WEST PALM BEACH, Fla. -- These starts are supposed to be a tuneup for Nationals right-hander Max Scherzer, but the reigning two-time National League Cy Young Award winner was already in dominant form during Tuesday night's 7-4 victory over the Mets.
Scherzer overwhelmed New York's split-squad lineup through five scoreless innings with nine strikeouts, while giving up only one hit. He threw 75 pitches and each seemed sharper and crisper than the last. It was the kind of dominant performance the Nationals have become accustomed to seeing from Scherzer, but the kind rarely seen on March 13.
"I think he does a great job of keeping Spring Training games from being monotonous to where he's just going out there and not getting better," catcher Matt Wieters said. "I think he's always trying to get better. He really likes doing it. He knows in the Spring Training setting, it's OK if he gives up a couple of runs or gives up a couple hits because he's trying to do something that will help him throughout the season."
Scherzer focused on attacking the strike zone Tuesday night. He prided himself in the fact that he fell behind to only two hitters by his count on the night. Although it was only briefly, Scherzer even got to work from the stretch and was proud of the curveballs he threw to Wilmer Flores to escape the only situation resembling a jam all night.
This is the second season Wieters has worked with Scherzer as a catcher, and even he marveled at the way Scherzer has been able to prepare himself through the spring for the season.
:: Spring Training coverage presented by Camping World ::
"I think he takes it to another level," Wieters said. "I bet he's dreaming of stuff in the offseason, three months before he gets here, of things he's going to do."
Scherzer still has about three more starts left before he prepares himself for what should be an Opening Day start in Cincinnati in a little more than two weeks.

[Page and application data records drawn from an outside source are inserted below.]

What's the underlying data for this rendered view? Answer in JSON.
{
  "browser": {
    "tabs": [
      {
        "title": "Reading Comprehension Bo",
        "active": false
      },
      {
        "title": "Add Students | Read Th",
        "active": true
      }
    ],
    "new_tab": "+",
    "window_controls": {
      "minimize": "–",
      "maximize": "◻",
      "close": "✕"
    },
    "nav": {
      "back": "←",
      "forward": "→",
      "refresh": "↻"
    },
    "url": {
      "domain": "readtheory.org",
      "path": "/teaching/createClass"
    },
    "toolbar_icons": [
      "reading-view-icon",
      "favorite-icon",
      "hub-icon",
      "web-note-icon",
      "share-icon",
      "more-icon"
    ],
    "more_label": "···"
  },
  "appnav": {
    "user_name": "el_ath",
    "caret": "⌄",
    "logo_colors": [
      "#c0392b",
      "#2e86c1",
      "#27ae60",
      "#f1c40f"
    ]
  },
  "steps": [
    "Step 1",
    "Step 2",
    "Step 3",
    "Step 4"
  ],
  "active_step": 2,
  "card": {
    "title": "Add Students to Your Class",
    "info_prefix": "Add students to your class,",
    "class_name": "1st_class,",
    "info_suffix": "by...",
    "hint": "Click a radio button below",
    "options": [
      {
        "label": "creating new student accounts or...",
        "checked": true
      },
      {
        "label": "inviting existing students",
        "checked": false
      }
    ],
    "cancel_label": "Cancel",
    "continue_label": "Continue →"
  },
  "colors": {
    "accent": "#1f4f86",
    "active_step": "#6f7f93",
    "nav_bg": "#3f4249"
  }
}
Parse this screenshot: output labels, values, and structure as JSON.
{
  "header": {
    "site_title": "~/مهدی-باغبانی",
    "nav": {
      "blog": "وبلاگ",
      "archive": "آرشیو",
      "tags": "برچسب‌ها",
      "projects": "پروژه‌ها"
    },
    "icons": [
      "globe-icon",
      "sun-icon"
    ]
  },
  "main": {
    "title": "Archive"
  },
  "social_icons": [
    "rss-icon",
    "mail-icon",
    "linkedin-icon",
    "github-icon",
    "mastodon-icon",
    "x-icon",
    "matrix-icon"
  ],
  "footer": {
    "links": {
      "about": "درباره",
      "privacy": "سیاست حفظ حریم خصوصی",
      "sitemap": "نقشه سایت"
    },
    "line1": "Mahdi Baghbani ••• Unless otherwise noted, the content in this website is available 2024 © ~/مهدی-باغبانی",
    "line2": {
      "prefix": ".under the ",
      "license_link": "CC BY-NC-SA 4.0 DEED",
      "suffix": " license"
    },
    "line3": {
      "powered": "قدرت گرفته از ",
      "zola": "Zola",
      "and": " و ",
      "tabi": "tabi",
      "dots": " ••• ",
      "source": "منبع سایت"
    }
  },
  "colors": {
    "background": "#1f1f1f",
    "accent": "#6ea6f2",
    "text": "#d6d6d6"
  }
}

But not many pitchers are able to replicate intensity better than Scherzer for a Spring Training game.
"Five innings tonight, first four you're good, then the fifth inning you're kind of fatigued," Scherzer said. "So when you get in those situations, when you are pitching through the fatigue, getting up to the pitch counts you haven't been at yet, you've got to still go through those at 100 percent even though your body's tired."
Jamal Collier has covered the Nationals for MLB.com since 2016. Follow him on Twitter at @jamalcollier.